Go! Go! Nippon! ~My First Trip to Japan~ Review

Go! Go! Nippon! ~My First Trip to Japan~ is an informative visual novel for PC, but is it worth your money?

On the surface, Go Go Nippon appears to be your basic Japanese visual novel. However, you’ll quickly see it’s mostly an educational game. Don’t get me wrong, there’s a tiny bit of story built into the game, but not all that much. Here’s my Go Go Nippon Review.

Art Style

The art style of Go Go Nippon is a mixture of common CG Japanese animation and blurry watercolor painting. All of the characters have common anime appearances, and many of the backgrounds are the same.


But from time to time the game will switch to a watercolor painting art style. This might be fine if you’re simply playing a story and come across an artsy style, but since you’re learning about Japan and taking in the sights, I would have preferred clearer, more precise images.



All of the songs in Go Go Nippon are background tracks played on a loop, and the background music (BGM) isn’t anything special. There’s nothing truly meaningful or deep, just plain old background music most visual novel gamers and anime watchers are accustomed to.

Additionally, there aren’t too many tracks in Go Go Nippon. In fact, you will probably hear about two songs throughout the majority of the game.

Story and Gameplay
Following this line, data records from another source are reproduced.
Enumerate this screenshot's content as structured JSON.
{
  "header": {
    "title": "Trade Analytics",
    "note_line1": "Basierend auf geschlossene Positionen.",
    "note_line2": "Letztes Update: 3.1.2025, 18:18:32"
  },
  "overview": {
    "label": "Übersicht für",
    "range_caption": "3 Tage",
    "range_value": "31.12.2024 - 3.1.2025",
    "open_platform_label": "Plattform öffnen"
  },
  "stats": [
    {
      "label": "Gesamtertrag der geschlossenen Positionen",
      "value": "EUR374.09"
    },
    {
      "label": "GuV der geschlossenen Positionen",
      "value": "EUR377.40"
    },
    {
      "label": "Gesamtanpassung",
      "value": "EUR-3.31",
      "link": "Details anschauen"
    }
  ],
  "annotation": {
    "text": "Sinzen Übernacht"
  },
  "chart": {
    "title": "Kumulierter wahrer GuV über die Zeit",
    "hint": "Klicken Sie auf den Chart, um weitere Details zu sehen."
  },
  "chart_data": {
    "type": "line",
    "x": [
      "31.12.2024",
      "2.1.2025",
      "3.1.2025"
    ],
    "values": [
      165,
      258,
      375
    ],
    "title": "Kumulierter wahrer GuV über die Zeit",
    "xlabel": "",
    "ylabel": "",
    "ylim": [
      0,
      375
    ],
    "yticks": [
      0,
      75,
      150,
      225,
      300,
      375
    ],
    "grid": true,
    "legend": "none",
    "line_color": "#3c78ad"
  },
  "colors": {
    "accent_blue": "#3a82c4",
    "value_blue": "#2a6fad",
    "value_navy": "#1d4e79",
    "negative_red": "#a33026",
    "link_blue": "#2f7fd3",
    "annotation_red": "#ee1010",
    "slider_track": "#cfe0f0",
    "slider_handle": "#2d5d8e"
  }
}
In Go Go Nippon, you play as an English speaking boy who — as the title suggest — is going on his first trip to Japan. This boy (his name is whatever you choose) will be staying with two other boys he met in an online chat room, at least he believed they were boys due to their names: Makoto and Akira. Once his plane lands, he quickly discovers they’re actually girls, and he will be staying at their home for the entire week!

Over the course of six days (the prologue makes it seven, and the day you leave makes it eight) you visit several popular sights and take in the history of Japan. For the first three days, you can choose to visit three of six locations including Asakusa, Akihabara, Ikebukuro, Ginza, Shibuya, and Shinjuku. You will be escorted by Makoto or Akira depending on the area you choose.
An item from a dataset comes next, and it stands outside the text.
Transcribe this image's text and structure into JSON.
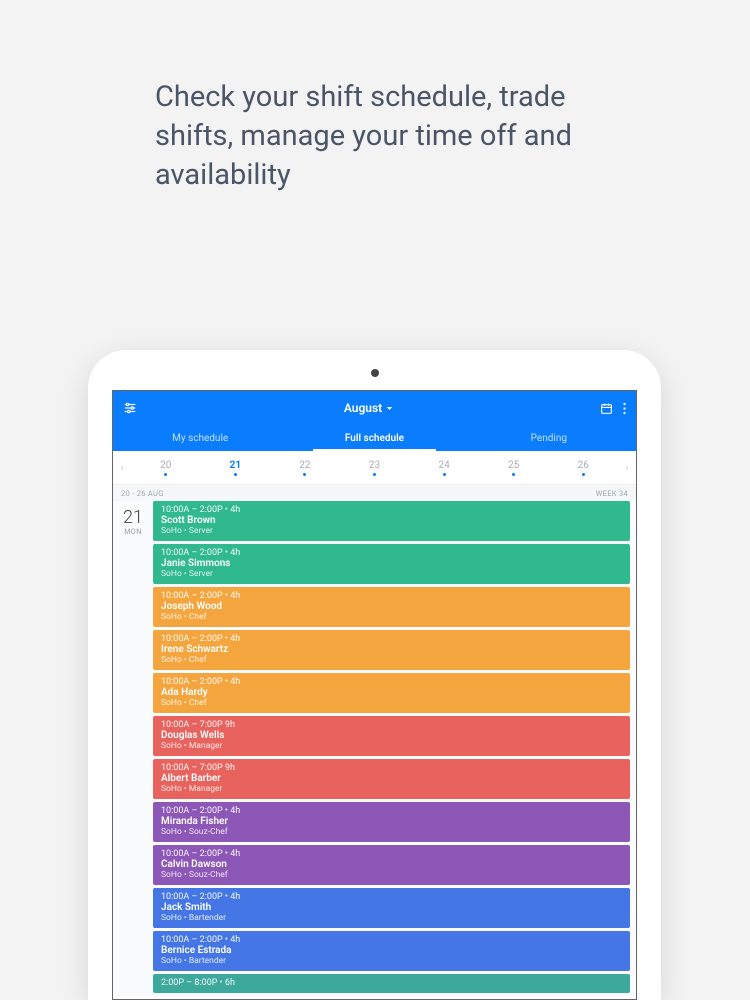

For the fourth and fifth day, you visit Kyoto with both of the girls. The sixth day’s location depends on whom you spent the most time with during the first three days. If you visited more areas with Akira, you go to Yokohama. If you visited more areas with Makoto, you visit Kamakura.

There’s a lot of information given throughout the game for those who want to learn more about Japan, but I expected more in terms of images. Often times the screen will focus on one area, some times a basic city backdrop or the sky, and give all the information in text. If you’re showing me a lottery in a Japanese convenience store, show me the inside of the store, not the sky!


The game also makes you believe you have to budget your money. It even makes you choose a currency type or conversion rate at the beginning of the game. However, you don’t actually get to choose what you buy. There are very few choice in the game. The locations you choose to visit during the first three days are really the biggest choices. There are about two or three other choices in the game, but it doesn’t affect the story only more information you learn about Japan.


The rest of the game is your basic visual novel. There’s only words at the bottom of the screen and images at the top. What’s different about Go Go Nippon is how the text box has both English and Japanese. Of course, you can turn off the Japanese box in the options menu if you like. If you accidentally scroll through a character’s text, you can click up on the keyboard to view the text log. This is a great feature every visual novel should have!


Unfortunately, there aren’t any voice overs. The main character speaks with white text, Makoto speaks with pink text, and Akira speaks with blue text. You’ll also see green text from time to time explaining some of the Japanese words thrown around in the game. As I said before, this game is pretty educational. In my opinion it’s more educational than dramatic.


There is a very small love story within the game as well, but it’s barely noticeable until the last day of the trip. You will fall in love with whomever you spent the most time with in the game. Since the game is incredibly short, you can play it twice to see all areas in Japan and experience the love story with both girls. There’s even a skip option that allows you to fast forward through the parts you’ve already experienced. And, as you would expect, there are a handful of perverted misunderstandings in the game.



After completing the game, you’re awarded with three extra sections at the main menu. There’s the CG Gallery (Click here to see all images) with all the still images from the game, the Sightseeing Album with info on each area in the game, and the Scene Replay that allows you to replay select scenes from the game instead of going through the entire game again to reach a certain storyline section.


The Extras menu has everything you’d expect from a Visual Novel except for background music. Then again, as I said earlier, the BGM is nothing special.


Final Verdict

Go! Go! Nippon! ~My First Trip to Japan~ is a very short visual novel, but luckily it’s also very cheap. There’s a lot of information for those into Japanese culture that want to learn more, but I wouldn’t recommend the game for anyone else, especially for those looking for a love story visual novel. Yes, there is a very small love story, but it’s almost non-existent compared to many other games. Only get this game if you’re really into learning about Japan!